The presidents of Venezuela and Colombia said Monday that they plan to boost trade and are looking to build a pipeline to carry Venezuelan oil to Colombia's Pacific coast.
Colombian President Juan Manuel Santos said the plan to build the oil pipeline is of "transcendent importance." He said an agreement signed Monday will form joint companies for building the pipeline from Venezuela's oil fields across Colombia to the Pacific.
It's unclear how long the project might take or how much it would cost.
Venezuelan Energy Minister Rafael Ramirez said the pipeline would carry Venezuela's heavy crude from the Orinoco River basin as well as Colombian oil.
Asked if Chinese investment could support the project, Ramirez said: "It's a possibility of investment or financing. We were discussing all those issues."
Venezuela has sought to increase oil sales to China, and Chinese officials last week signed $6 billion in new loans to the Venezuelan government aiming to boost the country's oil industry.

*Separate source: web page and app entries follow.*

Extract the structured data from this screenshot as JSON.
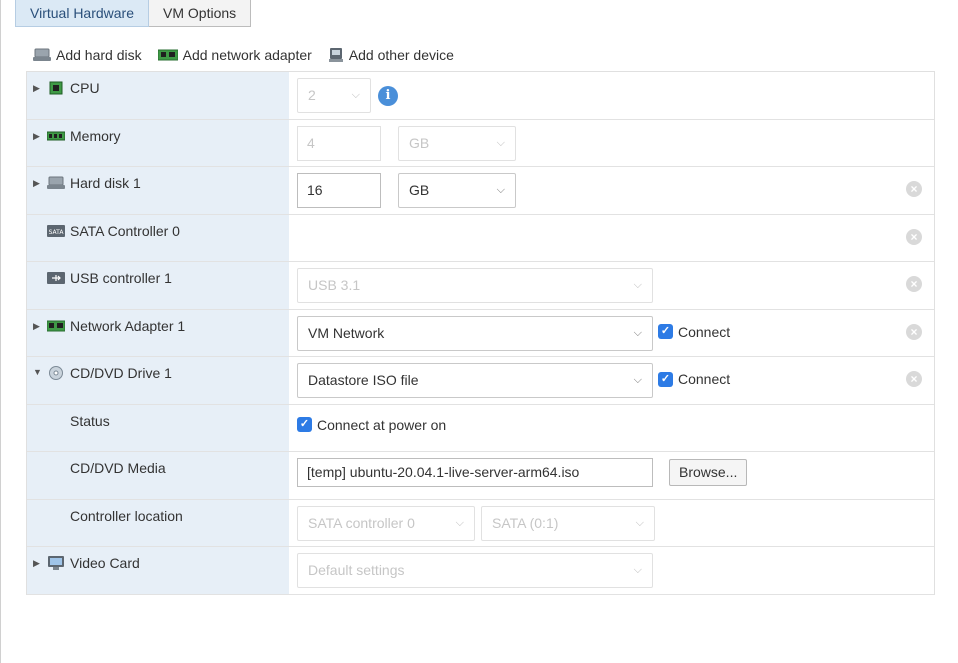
{
  "tabs": [
    {
      "label": "Virtual Hardware",
      "active": true
    },
    {
      "label": "VM Options",
      "active": false
    }
  ],
  "add_bar": {
    "hard_disk": "Add hard disk",
    "network": "Add network adapter",
    "other": "Add other device"
  },
  "rows": {
    "cpu": {
      "label": "CPU",
      "value": "2"
    },
    "memory": {
      "label": "Memory",
      "value": "4",
      "unit": "GB"
    },
    "hard_disk": {
      "label": "Hard disk 1",
      "value": "16",
      "unit": "GB"
    },
    "sata": {
      "label": "SATA Controller 0"
    },
    "usb": {
      "label": "USB controller 1",
      "value": "USB 3.1"
    },
    "network": {
      "label": "Network Adapter 1",
      "value": "VM Network",
      "connect": "Connect"
    },
    "cddvd": {
      "label": "CD/DVD Drive 1",
      "value": "Datastore ISO file",
      "connect": "Connect"
    },
    "status": {
      "label": "Status",
      "value": "Connect at power on"
    },
    "media": {
      "label": "CD/DVD Media",
      "value": "[temp] ubuntu-20.04.1-live-server-arm64.iso",
      "browse": "Browse..."
    },
    "controller_location": {
      "label": "Controller location",
      "controller": "SATA controller 0",
      "slot": "SATA (0:1)"
    },
    "video": {
      "label": "Video Card",
      "value": "Default settings"
    }
  },
  "icons": {
    "remove": "×",
    "info": "i",
    "checkmark": "✓",
    "chevron": "⌵"
  },
  "colors": {
    "tab_active_bg": "#dbe9f5",
    "label_column_bg": "#e7eff7",
    "checkbox": "#2d7be5",
    "info": "#4a8fd9"
  }
}
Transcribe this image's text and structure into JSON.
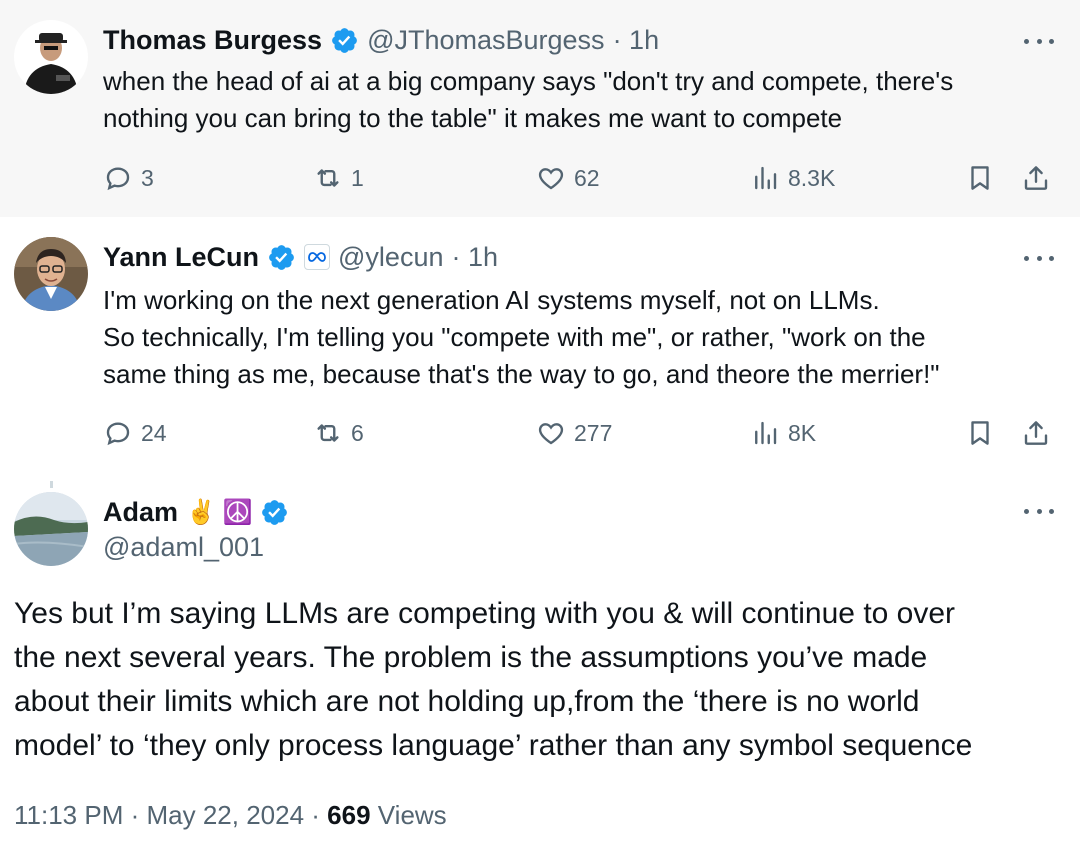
{
  "tweets": [
    {
      "name": "Thomas Burgess",
      "handle": "@JThomasBurgess",
      "time": "· 1h",
      "lines": [
        "when the head of ai at a big company says \"don't try and compete, there's",
        "nothing you can bring to the table\" it makes me want to compete"
      ],
      "replies": "3",
      "retweets": "1",
      "likes": "62",
      "views": "8.3K"
    },
    {
      "name": "Yann LeCun",
      "handle": "@ylecun",
      "time": "· 1h",
      "lines": [
        "I'm working on the next generation AI systems myself, not on LLMs.",
        "So technically, I'm telling you \"compete with me\", or rather, \"work on the",
        "same thing as me, because that's the way to go, and theore the merrier!\""
      ],
      "replies": "24",
      "retweets": "6",
      "likes": "277",
      "views": "8K"
    }
  ],
  "main_tweet": {
    "name": "Adam",
    "name_emojis": "✌️ ☮️",
    "handle": "@adaml_001",
    "lines": [
      "Yes but I’m saying LLMs are competing with you & will continue to over",
      "the next several years. The problem is the assumptions you’ve made",
      "about their limits which are not holding up,from the ‘there is no world",
      "model’ to ‘they only process language’ rather than any symbol sequence"
    ],
    "time": "11:13 PM",
    "date": "May 22, 2024",
    "views_count": "669",
    "views_label": "Views"
  },
  "colors": {
    "verified": "#1d9bf0",
    "muted": "#536471",
    "text": "#0f1419"
  }
}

Venezuelan President Hugo Chavez had previously discussed the possibility of such a pipeline in 2005 with former Colombian President Alvaro Uribe, but they didn't follow through on the idea and their relationship later deteriorated.

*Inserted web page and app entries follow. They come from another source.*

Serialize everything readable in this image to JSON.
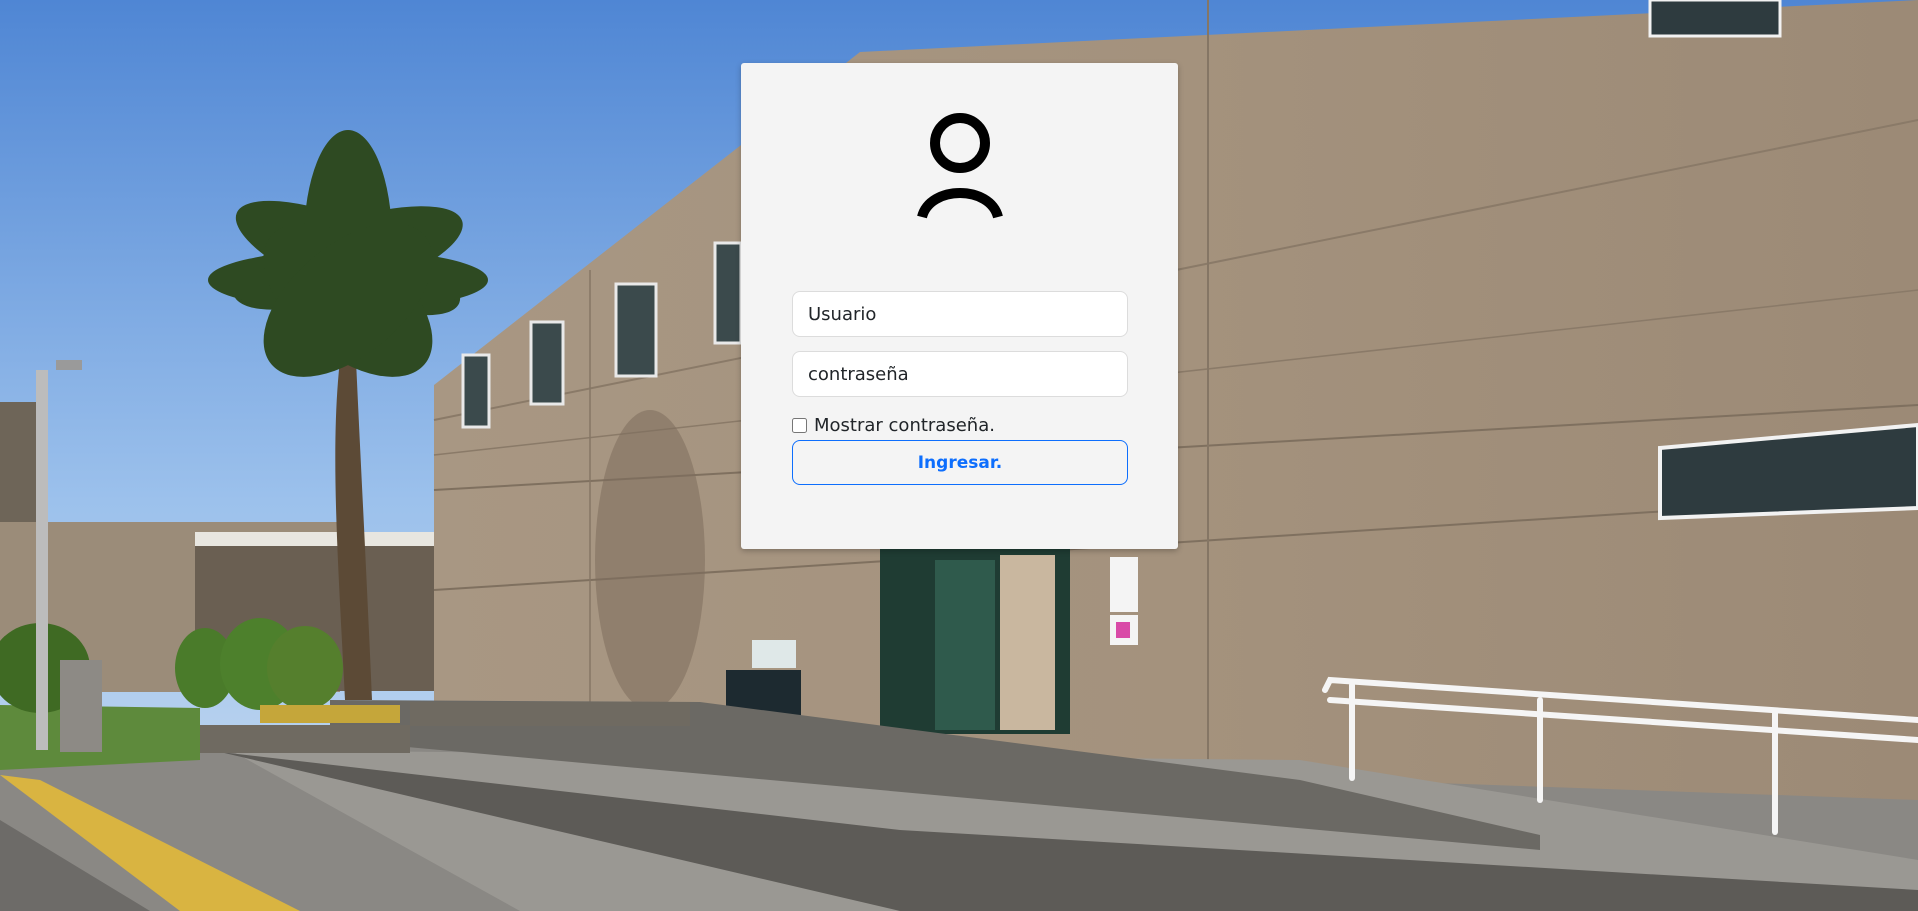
{
  "login": {
    "avatar_icon": "user-icon",
    "username_placeholder": "Usuario",
    "password_placeholder": "contraseña",
    "show_password_label": "Mostrar contraseña.",
    "show_password_checked": false,
    "submit_label": "Ingresar."
  },
  "colors": {
    "card_background": "#f4f4f4",
    "accent": "#0d6efd"
  }
}
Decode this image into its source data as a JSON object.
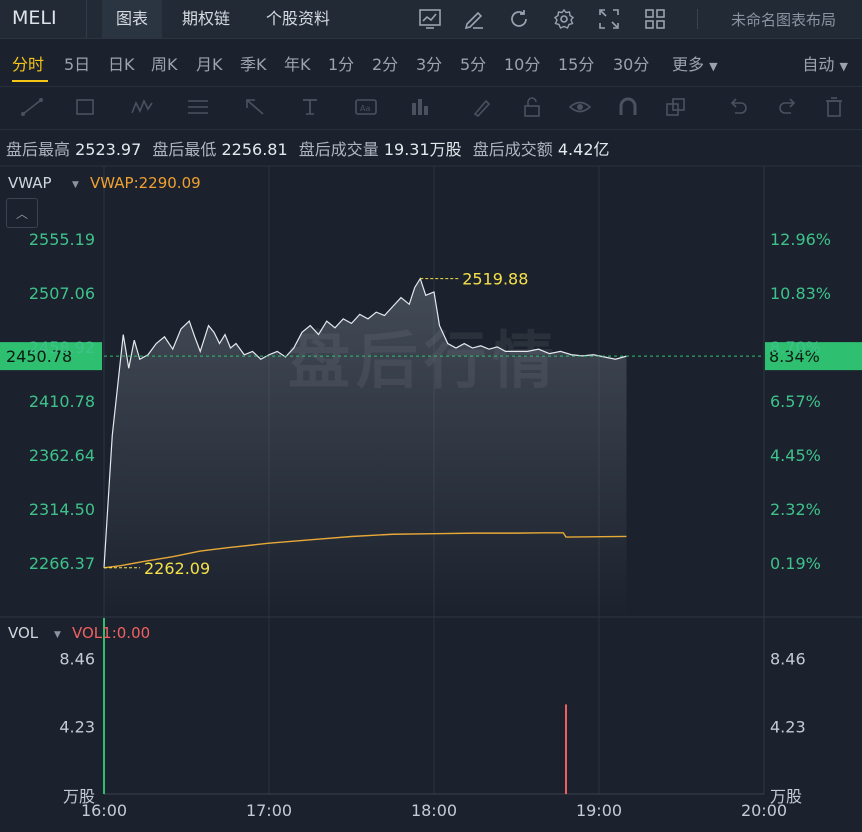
{
  "header": {
    "symbol": "MELI",
    "tabs": [
      "图表",
      "期权链",
      "个股资料"
    ],
    "layout_name": "未命名图表布局"
  },
  "periods": {
    "items": [
      "分时",
      "5日",
      "日K",
      "周K",
      "月K",
      "季K",
      "年K",
      "1分",
      "2分",
      "3分",
      "5分",
      "10分",
      "15分",
      "30分",
      "更多"
    ],
    "active": "分时",
    "auto": "自动"
  },
  "stats": {
    "high_label": "盘后最高",
    "high": "2523.97",
    "low_label": "盘后最低",
    "low": "2256.81",
    "volume_label": "盘后成交量",
    "volume": "19.31万股",
    "turnover_label": "盘后成交额",
    "turnover": "4.42亿"
  },
  "watermark": "盘后行情",
  "chart_data": {
    "type": "line",
    "price_panel": {
      "indicator_label": "VWAP",
      "indicator_value": "VWAP:2290.09",
      "y_ticks_left": [
        "2555.19",
        "2507.06",
        "2458.92",
        "2410.78",
        "2362.64",
        "2314.50",
        "2266.37"
      ],
      "y_ticks_right": [
        "12.96%",
        "10.83%",
        "8.70%",
        "6.57%",
        "4.45%",
        "2.32%",
        "0.19%"
      ],
      "ylim": [
        2266.37,
        2555.19
      ],
      "last_price": "2450.78",
      "last_change": "8.34%",
      "annotations": {
        "high": "2519.88",
        "low": "2262.09"
      },
      "x_ticks": [
        "16:00",
        "17:00",
        "18:00",
        "19:00",
        "20:00"
      ],
      "xlim_minutes": [
        0,
        240
      ],
      "series": [
        {
          "name": "",
          "color": "#e6e9ee",
          "points": [
            [
              0,
              2262.09
            ],
            [
              3,
              2380
            ],
            [
              7,
              2470
            ],
            [
              9,
              2440
            ],
            [
              11,
              2465
            ],
            [
              13,
              2448
            ],
            [
              16,
              2452
            ],
            [
              19,
              2462
            ],
            [
              22,
              2468
            ],
            [
              25,
              2457
            ],
            [
              28,
              2475
            ],
            [
              31,
              2482
            ],
            [
              33,
              2468
            ],
            [
              35,
              2455
            ],
            [
              38,
              2478
            ],
            [
              40,
              2472
            ],
            [
              42,
              2462
            ],
            [
              44,
              2470
            ],
            [
              46,
              2458
            ],
            [
              48,
              2462
            ],
            [
              51,
              2452
            ],
            [
              54,
              2455
            ],
            [
              57,
              2448
            ],
            [
              60,
              2452
            ],
            [
              63,
              2455
            ],
            [
              66,
              2450
            ],
            [
              69,
              2458
            ],
            [
              72,
              2472
            ],
            [
              75,
              2478
            ],
            [
              78,
              2470
            ],
            [
              81,
              2482
            ],
            [
              84,
              2476
            ],
            [
              87,
              2484
            ],
            [
              90,
              2480
            ],
            [
              93,
              2488
            ],
            [
              96,
              2484
            ],
            [
              99,
              2490
            ],
            [
              102,
              2487
            ],
            [
              105,
              2495
            ],
            [
              108,
              2503
            ],
            [
              111,
              2497
            ],
            [
              113,
              2512
            ],
            [
              115,
              2519.88
            ],
            [
              117,
              2505
            ],
            [
              120,
              2508
            ],
            [
              122,
              2478
            ],
            [
              125,
              2462
            ],
            [
              128,
              2458
            ],
            [
              131,
              2462
            ],
            [
              134,
              2458
            ],
            [
              137,
              2460
            ],
            [
              140,
              2457
            ],
            [
              143,
              2459
            ],
            [
              146,
              2455
            ],
            [
              150,
              2455
            ],
            [
              154,
              2455
            ],
            [
              158,
              2457
            ],
            [
              162,
              2453
            ],
            [
              166,
              2455
            ],
            [
              170,
              2452
            ],
            [
              174,
              2451
            ],
            [
              178,
              2452
            ],
            [
              182,
              2450
            ],
            [
              186,
              2448
            ],
            [
              190,
              2450.78
            ]
          ]
        },
        {
          "name": "VWAP",
          "color": "#e8a838",
          "points": [
            [
              0,
              2262.09
            ],
            [
              6,
              2264
            ],
            [
              15,
              2268
            ],
            [
              25,
              2272
            ],
            [
              35,
              2277
            ],
            [
              45,
              2280
            ],
            [
              60,
              2284
            ],
            [
              75,
              2287
            ],
            [
              90,
              2290
            ],
            [
              105,
              2292
            ],
            [
              120,
              2292.5
            ],
            [
              135,
              2293
            ],
            [
              150,
              2293
            ],
            [
              160,
              2293.3
            ],
            [
              167,
              2293.3
            ],
            [
              168,
              2289.5
            ],
            [
              190,
              2290.09
            ]
          ]
        }
      ]
    },
    "volume_panel": {
      "indicator_label": "VOL",
      "indicator_value": "VOL1:0.00",
      "y_ticks": [
        "8.46",
        "4.23"
      ],
      "unit": "万股",
      "ylim": [
        0,
        11.0
      ],
      "bars": [
        {
          "minute": 0,
          "value": 11.0,
          "color": "#2fbf71"
        },
        {
          "minute": 168,
          "value": 5.6,
          "color": "#f06060"
        }
      ]
    }
  }
}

Chavez said Monday that he hopes to boost trade with Colombia to as much as $7 billion a year. Trade between the neighbors last year stood at about $1.5 billion after plunging amid diplomatic tensions from more than $6 billion in 2008.
Chavez broke ties with Colombia last year after allegations by Uribe that rebel leaders were taking refuge in Venezuela, an accusation that Chavez denied. The governments restored ties after Santos took office in August 2010.
Among other agreements signed Monday, Colombia is to participate in joint oil projects in Venezuela. Santos said the countries had also agreed to build a small power plant to supply electricity to people living in two towns along the countries' border.